[PROBLEM DETAILS] Copy out, from the data below, each line in which the word "IMPACTS" occurs.

++++ DATASET ++++

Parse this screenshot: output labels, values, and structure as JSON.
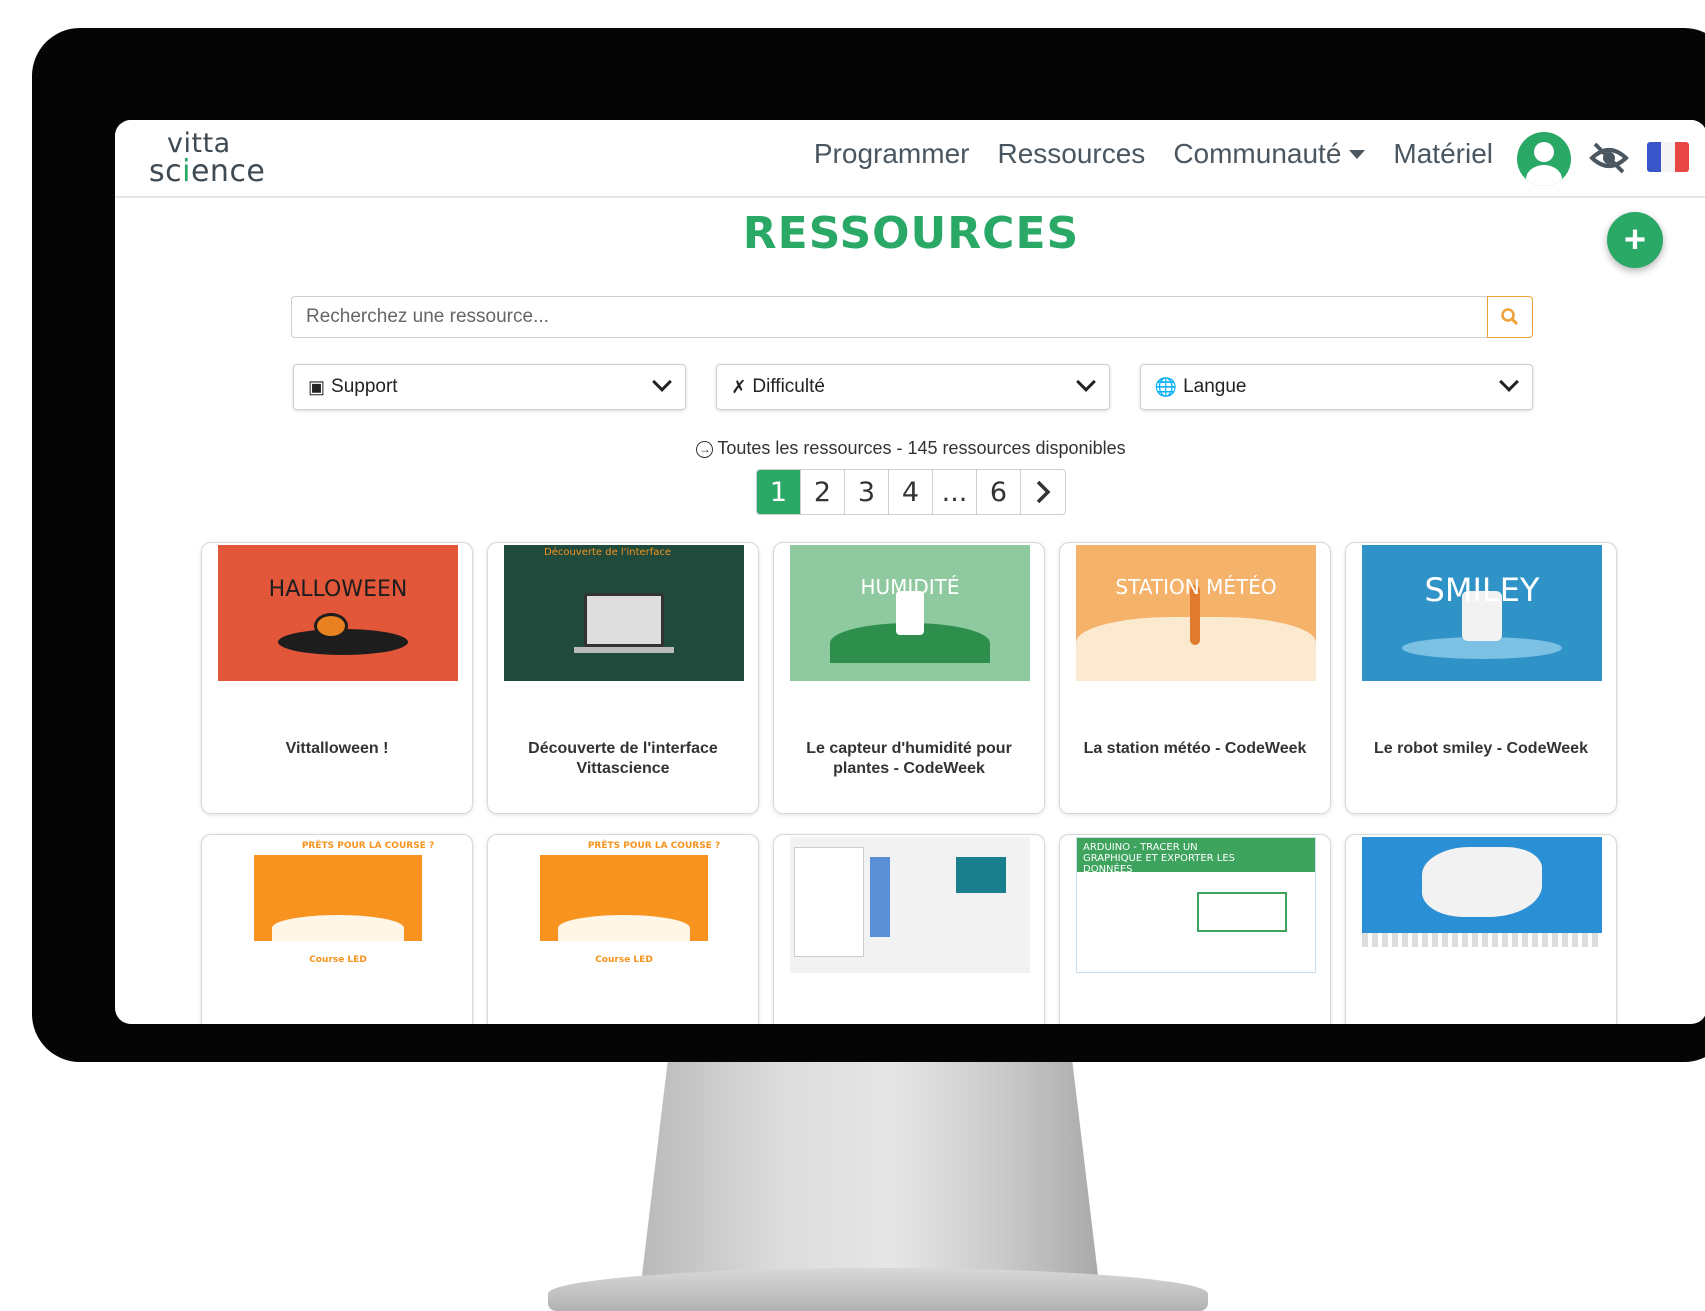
{
  "nav": {
    "logo_line1": "vitta",
    "logo_line2_a": "sc",
    "logo_line2_i": "i",
    "logo_line2_b": "ence",
    "links": [
      "Programmer",
      "Ressources",
      "Communauté",
      "Matériel"
    ]
  },
  "page": {
    "title": "RESSOURCES",
    "add_label": "+"
  },
  "search": {
    "placeholder": "Recherchez une ressource..."
  },
  "filters": [
    {
      "label": "Support",
      "icon": "box-icon"
    },
    {
      "label": "Difficulté",
      "icon": "tools-icon"
    },
    {
      "label": "Langue",
      "icon": "globe-icon"
    }
  ],
  "results": {
    "text": "Toutes les ressources - 145 ressources disponibles"
  },
  "pagination": [
    "1",
    "2",
    "3",
    "4",
    "...",
    "6"
  ],
  "cards": [
    {
      "title": "Vittalloween !",
      "thumb_text": "HALLOWEEN",
      "thumb_color": "#e2573a"
    },
    {
      "title": "Découverte de l'interface Vittascience",
      "thumb_text": "Découverte de l'interface",
      "thumb_color": "#1f4a3c"
    },
    {
      "title": "Le capteur d'humidité pour plantes - CodeWeek",
      "thumb_text": "HUMIDITÉ",
      "thumb_color": "#8fc9a0"
    },
    {
      "title": "La station météo - CodeWeek",
      "thumb_text": "STATION MÉTÉO",
      "thumb_color": "#f5b26b"
    },
    {
      "title": "Le robot smiley - CodeWeek",
      "thumb_text": "SMILEY",
      "thumb_color": "#2f93c8"
    },
    {
      "title": "",
      "thumb_text": "PRÊTS POUR LA COURSE ?",
      "thumb_sub": "Course LED",
      "thumb_color": "#f7931e"
    },
    {
      "title": "",
      "thumb_text": "PRÊTS POUR LA COURSE ?",
      "thumb_sub": "Course LED",
      "thumb_color": "#f7931e"
    },
    {
      "title": "",
      "thumb_text": "",
      "thumb_color": "#f2f2f2"
    },
    {
      "title": "",
      "thumb_text": "ARDUINO - TRACER UN GRAPHIQUE ET EXPORTER LES DONNÉES",
      "thumb_color": "#3da35d"
    },
    {
      "title": "",
      "thumb_text": "",
      "thumb_color": "#2b8fd6"
    }
  ],
  "colors": {
    "brand": "#2aa866",
    "search_accent": "#f0a23a"
  }
}
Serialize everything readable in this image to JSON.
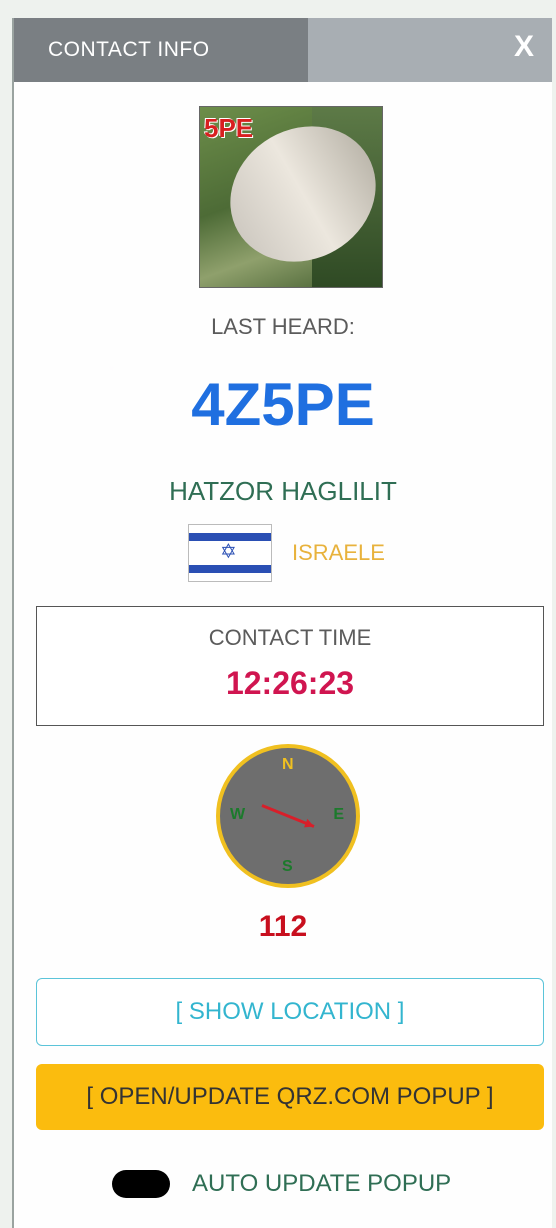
{
  "header": {
    "title": "CONTACT INFO",
    "close_label": "X"
  },
  "photo": {
    "overlay_text": "5PE",
    "icon": "station-photo"
  },
  "last_heard_label": "LAST HEARD:",
  "callsign": "4Z5PE",
  "city": "HATZOR HAGLILIT",
  "country": {
    "name": "ISRAELE",
    "flag_icon": "israel-flag-icon"
  },
  "contact": {
    "label": "CONTACT TIME",
    "time": "12:26:23"
  },
  "compass": {
    "n": "N",
    "s": "S",
    "w": "W",
    "e": "E",
    "bearing_degrees": 112
  },
  "bearing_text": "112",
  "buttons": {
    "show_location": "[ SHOW LOCATION ]",
    "qrz_popup": "[ OPEN/UPDATE QRZ.COM POPUP ]"
  },
  "auto_update": {
    "label": "AUTO UPDATE POPUP",
    "enabled": false
  },
  "colors": {
    "callsign": "#1f6fe0",
    "time": "#d01550",
    "country": "#e8b23c",
    "qrz_button": "#fbbc0e",
    "location_button": "#33b5cf"
  }
}
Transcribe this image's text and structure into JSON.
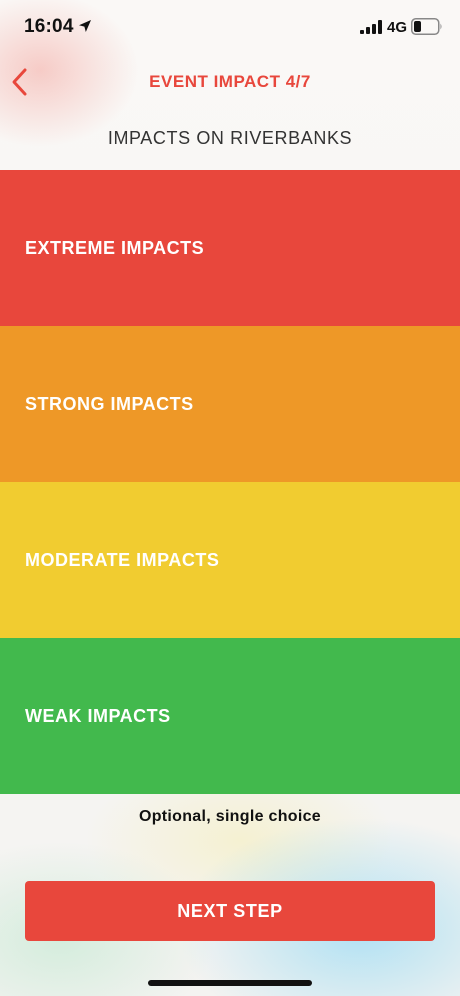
{
  "status_bar": {
    "time": "16:04",
    "network": "4G",
    "location_icon": "location-arrow-icon",
    "signal_icon": "signal-bars-icon",
    "battery_icon": "battery-icon"
  },
  "header": {
    "back_icon": "chevron-left-icon",
    "title": "EVENT IMPACT 4/7",
    "question": "IMPACTS ON RIVERBANKS"
  },
  "options": [
    {
      "label": "EXTREME IMPACTS",
      "color": "#e8473c"
    },
    {
      "label": "STRONG IMPACTS",
      "color": "#ee9827"
    },
    {
      "label": "MODERATE IMPACTS",
      "color": "#f1cc30"
    },
    {
      "label": "WEAK IMPACTS",
      "color": "#42b94d"
    }
  ],
  "hint": "Optional, single choice",
  "next_button": {
    "label": "NEXT STEP",
    "color": "#e8473c"
  },
  "accent_color": "#e8473c"
}
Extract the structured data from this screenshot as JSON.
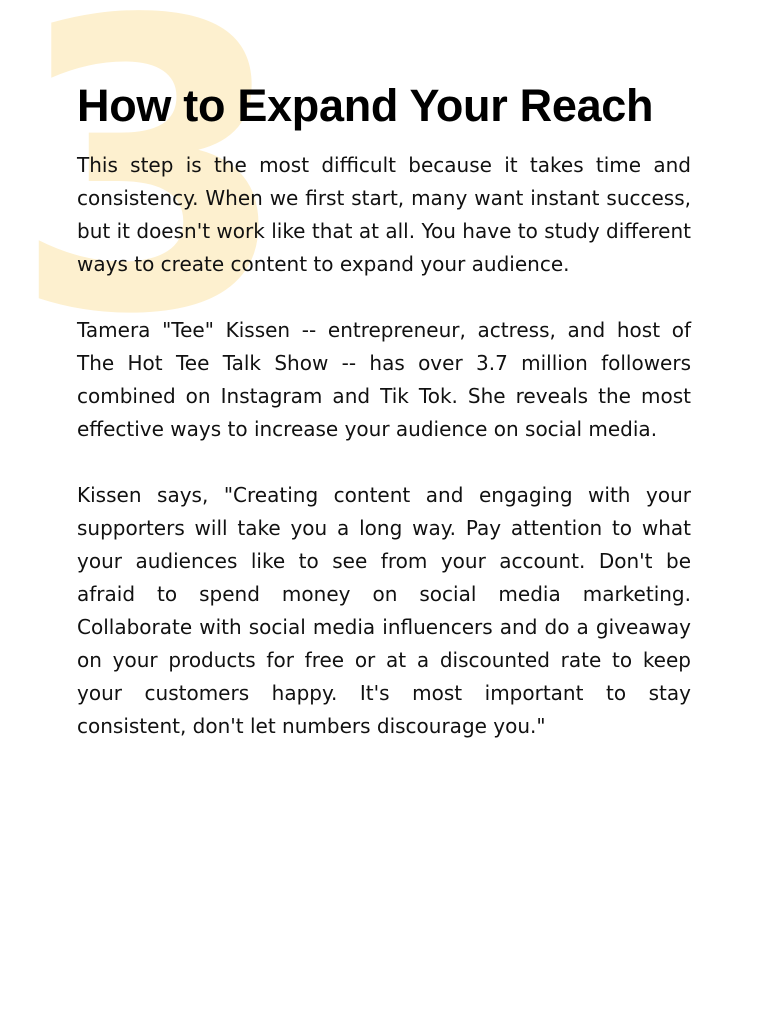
{
  "step": {
    "number": "3",
    "accent_color": "#fdf0cf"
  },
  "title": "How to Expand Your Reach",
  "paragraphs": [
    "This step is the most difficult because it takes time and consistency. When we first start, many want instant success, but it doesn't work like that at all. You have to study different ways to create content to expand your audience.",
    "Tamera \"Tee\" Kissen -- entrepreneur, actress, and host of The Hot Tee Talk Show -- has over 3.7 million followers combined on Instagram and Tik Tok. She reveals the most effective ways to increase your audience on social media.",
    "Kissen says, \"Creating content and engaging with your supporters will take you a long way. Pay attention to what your audiences like to see from your account. Don't be afraid to spend money on social media marketing. Collaborate with social media influencers and do a giveaway on your products for free or at a discounted rate to keep your customers happy. It's most important to stay consistent, don't let numbers discourage you.\""
  ]
}
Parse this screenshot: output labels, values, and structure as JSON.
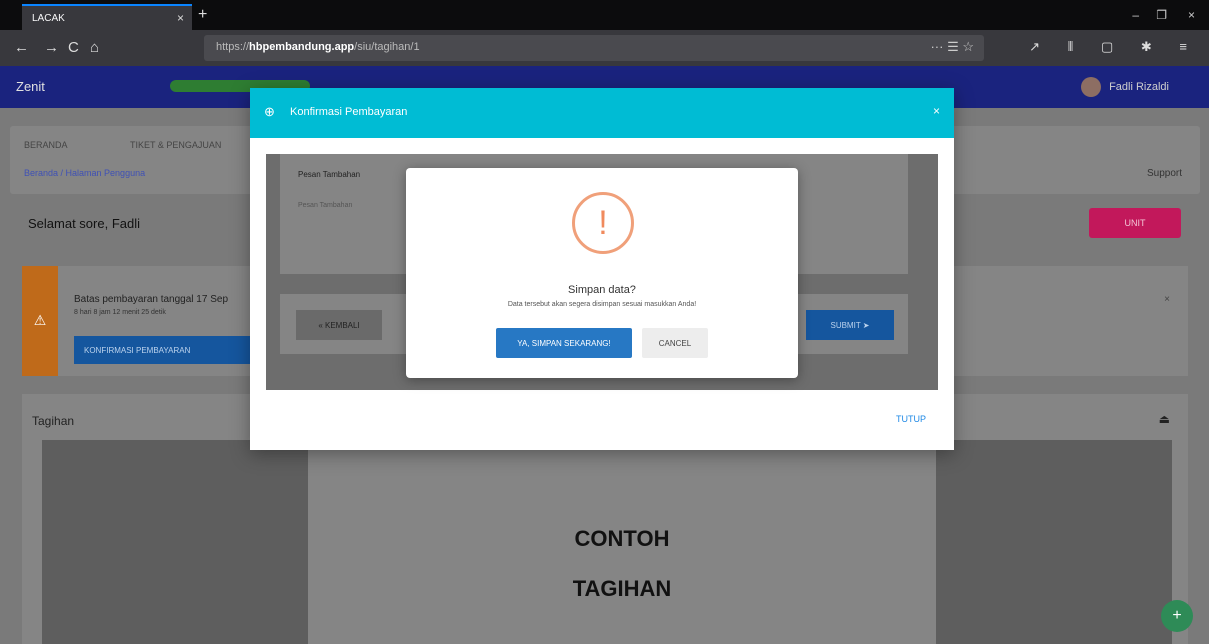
{
  "browser": {
    "tab_title": "LACAK",
    "tab_close": "×",
    "new_tab": "+",
    "url_prefix": "https://",
    "url_host": "hbpembandung.app",
    "url_path": "/siu/tagihan/1",
    "url_actions": "··· ☰ ☆",
    "window_controls": {
      "minimize": "–",
      "maximize": "❐",
      "close": "×"
    },
    "nav": {
      "back": "←",
      "forward": "→",
      "reload": "C",
      "home": "⌂"
    },
    "toolbar_icons": "↗ ⦀ ▢ ✱ ≡"
  },
  "app": {
    "brand": "Zenit",
    "user_name": "Fadli Rizaldi",
    "menu": [
      "BERANDA",
      "TIKET & PENGAJUAN"
    ],
    "breadcrumb": "Beranda / Halaman Pengguna",
    "support": "Support",
    "greeting": "Selamat sore, Fadli",
    "unit_button": "UNIT",
    "alert": {
      "title": "Batas pembayaran tanggal 17 Sep",
      "subtitle": "8 hari 8 jam 12 menit 25 detik",
      "button": "KONFIRMASI PEMBAYARAN",
      "icon": "⚠",
      "close": "×"
    },
    "tagihan": {
      "title": "Tagihan",
      "paper_lines": [
        "CONTOH",
        "TAGIHAN"
      ]
    },
    "fab": "+"
  },
  "modal": {
    "title": "Konfirmasi Pembayaran",
    "close": "×",
    "textarea_label": "Pesan Tambahan",
    "textarea_placeholder": "Pesan Tambahan",
    "back_button": "« KEMBALI",
    "submit_button": "SUBMIT",
    "close_button": "TUTUP"
  },
  "confirm": {
    "icon": "!",
    "title": "Simpan data?",
    "text": "Data tersebut akan segera disimpan sesuai masukkan Anda!",
    "confirm_button": "YA, SIMPAN SEKARANG!",
    "cancel_button": "CANCEL"
  },
  "colors": {
    "modal_header": "#00bcd4",
    "primary_button": "#2778c4",
    "warning_icon": "#f08a5d",
    "topbar": "#1a237e"
  }
}
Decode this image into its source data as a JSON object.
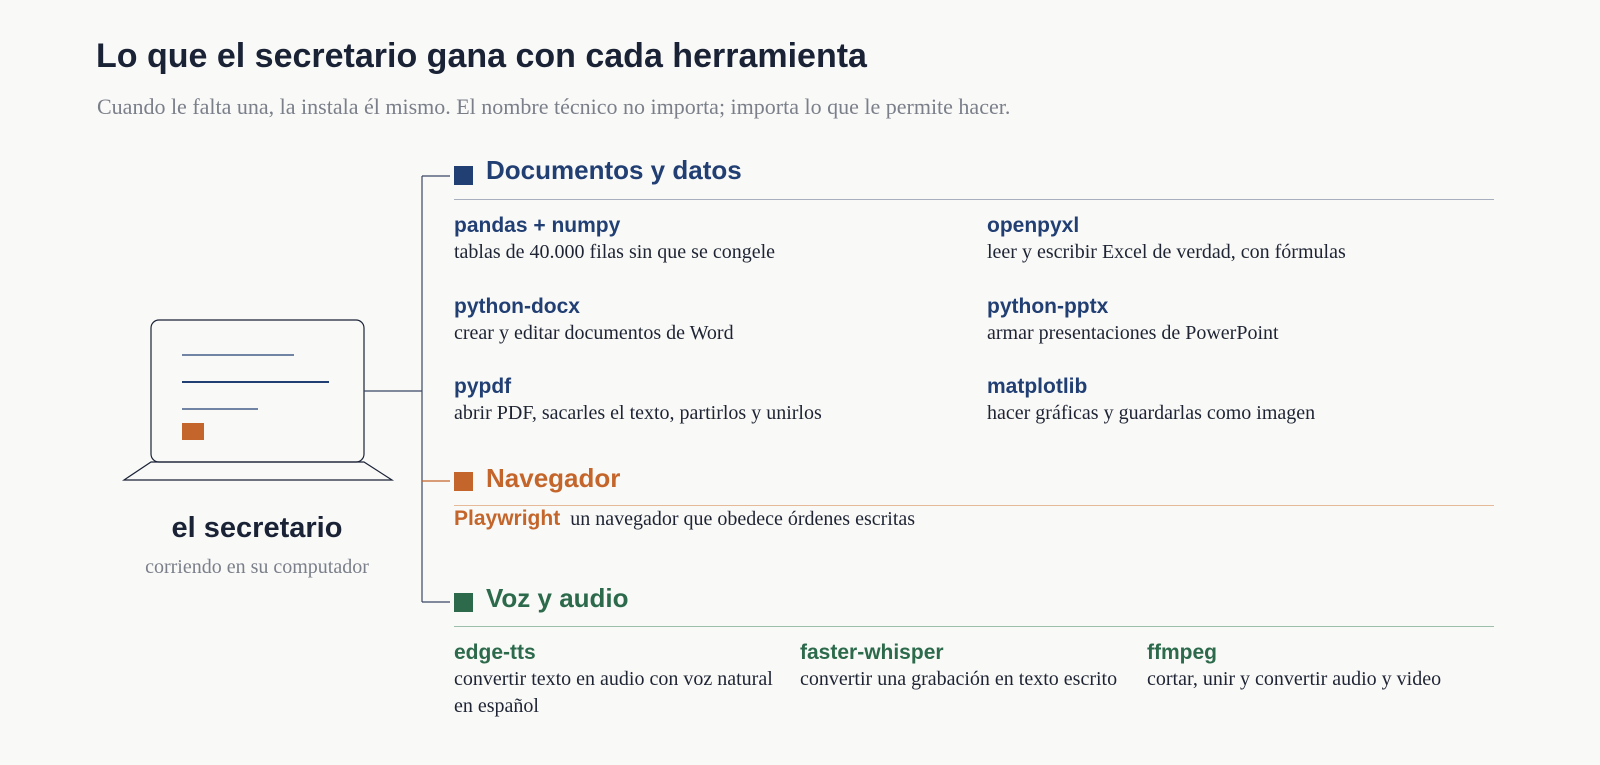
{
  "header": {
    "title": "Lo que el secretario gana con cada herramienta",
    "subtitle": "Cuando le falta una, la instala él mismo. El nombre técnico no importa; importa lo que le permite hacer."
  },
  "computer": {
    "icon": "laptop-icon",
    "name": "el secretario",
    "caption": "corriendo en su computador"
  },
  "colors": {
    "text": "#1e2433",
    "muted": "#7a7f8a",
    "documentos": "#223f73",
    "navegador": "#c4662b",
    "voz": "#2c6a4b",
    "laptop_outline": "#1a2236"
  },
  "sections": {
    "documentos": {
      "title": "Documentos y datos",
      "tools": [
        {
          "name": "pandas + numpy",
          "desc": "tablas de 40.000 filas sin que se congele"
        },
        {
          "name": "openpyxl",
          "desc": "leer y escribir Excel de verdad, con fórmulas"
        },
        {
          "name": "python-docx",
          "desc": "crear y editar documentos de Word"
        },
        {
          "name": "python-pptx",
          "desc": "armar presentaciones de PowerPoint"
        },
        {
          "name": "pypdf",
          "desc": "abrir PDF, sacarles el texto, partirlos y unirlos"
        },
        {
          "name": "matplotlib",
          "desc": "hacer gráficas y guardarlas como imagen"
        }
      ]
    },
    "navegador": {
      "title": "Navegador",
      "tools": [
        {
          "name": "Playwright",
          "desc": "un navegador que obedece órdenes escritas"
        }
      ]
    },
    "voz": {
      "title": "Voz y audio",
      "tools": [
        {
          "name": "edge-tts",
          "desc": "convertir texto en audio con voz natural en español"
        },
        {
          "name": "faster-whisper",
          "desc": "convertir una grabación en texto escrito"
        },
        {
          "name": "ffmpeg",
          "desc": "cortar, unir y convertir audio y video"
        }
      ]
    }
  }
}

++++

[SOLUTION BELOW]
    "question": "IMPACTS ON RIVERBANKS"
      "label": "EXTREME IMPACTS",
      "label": "STRONG IMPACTS",
      "label": "MODERATE IMPACTS",
      "label": "WEAK IMPACTS",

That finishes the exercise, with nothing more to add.